1Department of Dentistry, Post-Graduate Program in Dentistry, CEUMA University, Sao Luis, Maranhao, Brazil
2Department of Dentistry, CEUMA University, Sao Luis, Maranhao, Brazil
3Laboratory of Applied Microbiology, Post-Graduate Program in Microbial Biology, CEUMA University, Sao Luis, Maranhao, Brazil
4Graduate Program in Dentistry, Federal University of Maranhao. UFMA, Sao Luis, Maranhao, Brazil

Correspondence should be addressed to Letícia Machado Gonçalves; moc.liamg@gm.stel

Received 28 April 2019; Revised 16 June 2019; Accepted 26 June 2019; Published 7 July 2019

Academic Editor: Raffaele Pezzani

Copyright © 2019 Letícia Machado Gonçalves et al. This is an open access article distributed under the Creative Commons Attribution License, which permits unrestricted use, distribution, and reproduction in any medium, provided the original work is properly cited.

Abstract

This study aimed to investigate the effect of the n-butanol fraction of Terminalia catappa Linn., (FBuTC) on biofilm of Candida albicans and Candida glabrata, as well as changes in color and roughness of polymethyl methacrylate resin (PMMA). The susceptibility of C. albicans and C. glabrata to FBuTC was evaluated by means of the Minimum Inhibitory and Minimum Fungicidal Concentration (MIC and MFC). PMMA acrylic resin discs (N= 108) were fabricated.
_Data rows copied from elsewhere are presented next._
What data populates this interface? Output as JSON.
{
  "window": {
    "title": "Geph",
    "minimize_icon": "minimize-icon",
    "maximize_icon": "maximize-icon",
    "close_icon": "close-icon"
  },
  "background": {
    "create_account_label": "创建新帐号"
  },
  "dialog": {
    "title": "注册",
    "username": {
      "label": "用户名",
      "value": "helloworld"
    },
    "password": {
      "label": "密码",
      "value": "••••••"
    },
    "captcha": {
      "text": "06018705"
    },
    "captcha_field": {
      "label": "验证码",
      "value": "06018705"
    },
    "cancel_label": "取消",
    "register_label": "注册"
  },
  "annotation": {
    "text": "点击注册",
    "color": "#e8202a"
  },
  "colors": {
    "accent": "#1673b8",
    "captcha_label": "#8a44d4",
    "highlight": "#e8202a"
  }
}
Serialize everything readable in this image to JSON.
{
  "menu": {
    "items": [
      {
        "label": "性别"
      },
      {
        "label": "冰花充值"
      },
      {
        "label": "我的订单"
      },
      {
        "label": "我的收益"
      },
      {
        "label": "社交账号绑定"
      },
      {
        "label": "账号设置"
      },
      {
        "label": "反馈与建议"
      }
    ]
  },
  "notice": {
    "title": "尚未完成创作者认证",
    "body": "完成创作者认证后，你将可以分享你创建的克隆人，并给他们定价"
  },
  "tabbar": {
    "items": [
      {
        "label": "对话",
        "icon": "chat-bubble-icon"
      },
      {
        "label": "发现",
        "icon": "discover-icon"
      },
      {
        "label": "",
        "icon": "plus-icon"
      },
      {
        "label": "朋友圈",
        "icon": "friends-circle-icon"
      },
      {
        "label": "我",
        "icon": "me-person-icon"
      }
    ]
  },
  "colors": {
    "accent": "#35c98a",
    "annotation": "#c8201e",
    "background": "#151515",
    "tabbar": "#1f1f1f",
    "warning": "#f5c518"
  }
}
For the susceptibility tests, biofilms of C. albicans and C. glabrata were developed on discs for 48 h and immersed in phosphate-saline buffer solution (PBS), 1% sodium hypochlorite (SH 1%), or FBuTC at MIC, 5xMIC, or 10xMIC. For the color and roughness change tests, the discs were immersed in distilled water, SH 1%, or FBuTC in the concentrations of 0.25 mg/mL, 2.5 mg/mL, or 25.0 mg/mL. After 28 days of incubation, color change was evaluated by spectrophotometry and roughness, by using a profilometer. The biofilms were investigated by one-way ANOVA and, the color and roughness changes (two-way ANOVA and the Tukey test; α=0.05). For both MIC and MFC the value of 0.25 mg/mL of FBuTC was observed for the planktonic cells of C. albicans and C. glabrata. Exposure to FBuTC at 10xMIC had a significant effect on the biofilm of C. albicans, showing a reduction in cell counts when compared with PBS, (p=0.001). For the biofilm of C. glabrata, the MIC was sufficient for significantly reducing the cell count (p<0.001). No important changes in color and roughness of the acrylic resin were observed, even after 28 days, irrespective of the concentration of FBuTC used (p >0.05). It could be concluded that the immersion of acrylic resin for dental prosthesis in FBuTC was effective in reducing the biofilms of C. albicans and C. glabrata without evidence of change in roughness and color of this substrate.